◆ DATA EXCERPTS:
= = =

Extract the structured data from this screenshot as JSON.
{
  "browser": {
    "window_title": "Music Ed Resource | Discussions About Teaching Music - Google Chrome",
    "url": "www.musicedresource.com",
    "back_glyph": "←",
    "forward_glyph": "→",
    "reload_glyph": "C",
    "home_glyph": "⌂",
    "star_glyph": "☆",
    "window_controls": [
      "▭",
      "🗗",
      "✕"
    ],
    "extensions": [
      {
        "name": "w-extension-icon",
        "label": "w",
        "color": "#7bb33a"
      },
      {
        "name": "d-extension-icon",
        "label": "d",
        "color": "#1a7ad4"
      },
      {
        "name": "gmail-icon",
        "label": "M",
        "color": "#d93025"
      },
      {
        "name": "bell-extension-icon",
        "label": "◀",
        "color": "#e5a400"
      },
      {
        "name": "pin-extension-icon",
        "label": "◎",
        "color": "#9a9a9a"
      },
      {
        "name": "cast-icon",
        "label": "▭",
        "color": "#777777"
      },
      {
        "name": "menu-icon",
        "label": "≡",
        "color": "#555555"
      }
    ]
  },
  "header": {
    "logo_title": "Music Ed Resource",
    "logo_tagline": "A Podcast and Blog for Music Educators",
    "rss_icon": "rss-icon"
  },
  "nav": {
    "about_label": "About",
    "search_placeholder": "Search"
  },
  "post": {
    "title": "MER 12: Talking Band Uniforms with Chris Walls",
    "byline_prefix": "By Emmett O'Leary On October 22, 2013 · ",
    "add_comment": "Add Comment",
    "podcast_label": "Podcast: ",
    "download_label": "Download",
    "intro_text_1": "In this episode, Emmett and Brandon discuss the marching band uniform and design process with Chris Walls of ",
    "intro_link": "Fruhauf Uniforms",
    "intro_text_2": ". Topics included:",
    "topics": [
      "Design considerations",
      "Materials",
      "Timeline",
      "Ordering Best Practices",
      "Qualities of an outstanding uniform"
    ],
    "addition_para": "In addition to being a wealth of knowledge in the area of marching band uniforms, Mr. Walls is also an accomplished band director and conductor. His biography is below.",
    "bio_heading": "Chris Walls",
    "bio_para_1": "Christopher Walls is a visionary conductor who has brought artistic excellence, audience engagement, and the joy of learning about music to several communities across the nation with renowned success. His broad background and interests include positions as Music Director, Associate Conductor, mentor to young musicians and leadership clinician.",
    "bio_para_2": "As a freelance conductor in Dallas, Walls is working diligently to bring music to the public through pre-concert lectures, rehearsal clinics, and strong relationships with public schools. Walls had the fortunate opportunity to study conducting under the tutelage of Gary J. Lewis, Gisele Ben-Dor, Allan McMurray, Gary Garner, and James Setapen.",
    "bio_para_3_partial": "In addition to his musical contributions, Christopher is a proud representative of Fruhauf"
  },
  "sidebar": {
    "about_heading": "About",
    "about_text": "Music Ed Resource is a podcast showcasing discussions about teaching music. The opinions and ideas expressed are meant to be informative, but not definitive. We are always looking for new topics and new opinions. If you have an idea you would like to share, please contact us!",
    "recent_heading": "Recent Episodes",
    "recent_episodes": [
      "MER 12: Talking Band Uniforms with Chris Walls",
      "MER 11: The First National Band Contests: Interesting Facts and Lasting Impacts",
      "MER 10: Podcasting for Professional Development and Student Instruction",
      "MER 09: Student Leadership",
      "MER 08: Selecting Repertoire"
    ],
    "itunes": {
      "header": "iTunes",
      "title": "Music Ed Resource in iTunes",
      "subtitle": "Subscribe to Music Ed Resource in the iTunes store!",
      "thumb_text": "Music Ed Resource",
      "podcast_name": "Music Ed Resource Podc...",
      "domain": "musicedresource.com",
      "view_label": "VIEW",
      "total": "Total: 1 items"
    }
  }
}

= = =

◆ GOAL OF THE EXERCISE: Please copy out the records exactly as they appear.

◆ FINAL ANSWER:
Extract the structured data from this screenshot as JSON.
{
  "browser": {
    "window_title": "Music Ed Resource | Discussions About Teaching Music - Google Chrome",
    "url": "www.musicedresource.com",
    "back_glyph": "←",
    "forward_glyph": "→",
    "reload_glyph": "C",
    "home_glyph": "⌂",
    "star_glyph": "☆",
    "window_controls": [
      "▭",
      "🗗",
      "✕"
    ],
    "extensions": [
      {
        "name": "w-extension-icon",
        "label": "w",
        "color": "#7bb33a"
      },
      {
        "name": "d-extension-icon",
        "label": "d",
        "color": "#1a7ad4"
      },
      {
        "name": "gmail-icon",
        "label": "M",
        "color": "#d93025"
      },
      {
        "name": "bell-extension-icon",
        "label": "◀",
        "color": "#e5a400"
      },
      {
        "name": "pin-extension-icon",
        "label": "◎",
        "color": "#9a9a9a"
      },
      {
        "name": "cast-icon",
        "label": "▭",
        "color": "#777777"
      },
      {
        "name": "menu-icon",
        "label": "≡",
        "color": "#555555"
      }
    ]
  },
  "header": {
    "logo_title": "Music Ed Resource",
    "logo_tagline": "A Podcast and Blog for Music Educators",
    "rss_icon": "rss-icon"
  },
  "nav": {
    "about_label": "About",
    "search_placeholder": "Search"
  },
  "post": {
    "title": "MER 12: Talking Band Uniforms with Chris Walls",
    "byline_prefix": "By Emmett O'Leary On October 22, 2013 · ",
    "add_comment": "Add Comment",
    "podcast_label": "Podcast: ",
    "download_label": "Download",
    "intro_text_1": "In this episode, Emmett and Brandon discuss the marching band uniform and design process with Chris Walls of ",
    "intro_link": "Fruhauf Uniforms",
    "intro_text_2": ". Topics included:",
    "topics": [
      "Design considerations",
      "Materials",
      "Timeline",
      "Ordering Best Practices",
      "Qualities of an outstanding uniform"
    ],
    "addition_para": "In addition to being a wealth of knowledge in the area of marching band uniforms, Mr. Walls is also an accomplished band director and conductor. His biography is below.",
    "bio_heading": "Chris Walls",
    "bio_para_1": "Christopher Walls is a visionary conductor who has brought artistic excellence, audience engagement, and the joy of learning about music to several communities across the nation with renowned success. His broad background and interests include positions as Music Director, Associate Conductor, mentor to young musicians and leadership clinician.",
    "bio_para_2": "As a freelance conductor in Dallas, Walls is working diligently to bring music to the public through pre-concert lectures, rehearsal clinics, and strong relationships with public schools. Walls had the fortunate opportunity to study conducting under the tutelage of Gary J. Lewis, Gisele Ben-Dor, Allan McMurray, Gary Garner, and James Setapen.",
    "bio_para_3_partial": "In addition to his musical contributions, Christopher is a proud representative of Fruhauf"
  },
  "sidebar": {
    "about_heading": "About",
    "about_text": "Music Ed Resource is a podcast showcasing discussions about teaching music. The opinions and ideas expressed are meant to be informative, but not definitive. We are always looking for new topics and new opinions. If you have an idea you would like to share, please contact us!",
    "recent_heading": "Recent Episodes",
    "recent_episodes": [
      "MER 12: Talking Band Uniforms with Chris Walls",
      "MER 11: The First National Band Contests: Interesting Facts and Lasting Impacts",
      "MER 10: Podcasting for Professional Development and Student Instruction",
      "MER 09: Student Leadership",
      "MER 08: Selecting Repertoire"
    ],
    "itunes": {
      "header": "iTunes",
      "title": "Music Ed Resource in iTunes",
      "subtitle": "Subscribe to Music Ed Resource in the iTunes store!",
      "thumb_text": "Music Ed Resource",
      "podcast_name": "Music Ed Resource Podc...",
      "domain": "musicedresource.com",
      "view_label": "VIEW",
      "total": "Total: 1 items"
    }
  }
}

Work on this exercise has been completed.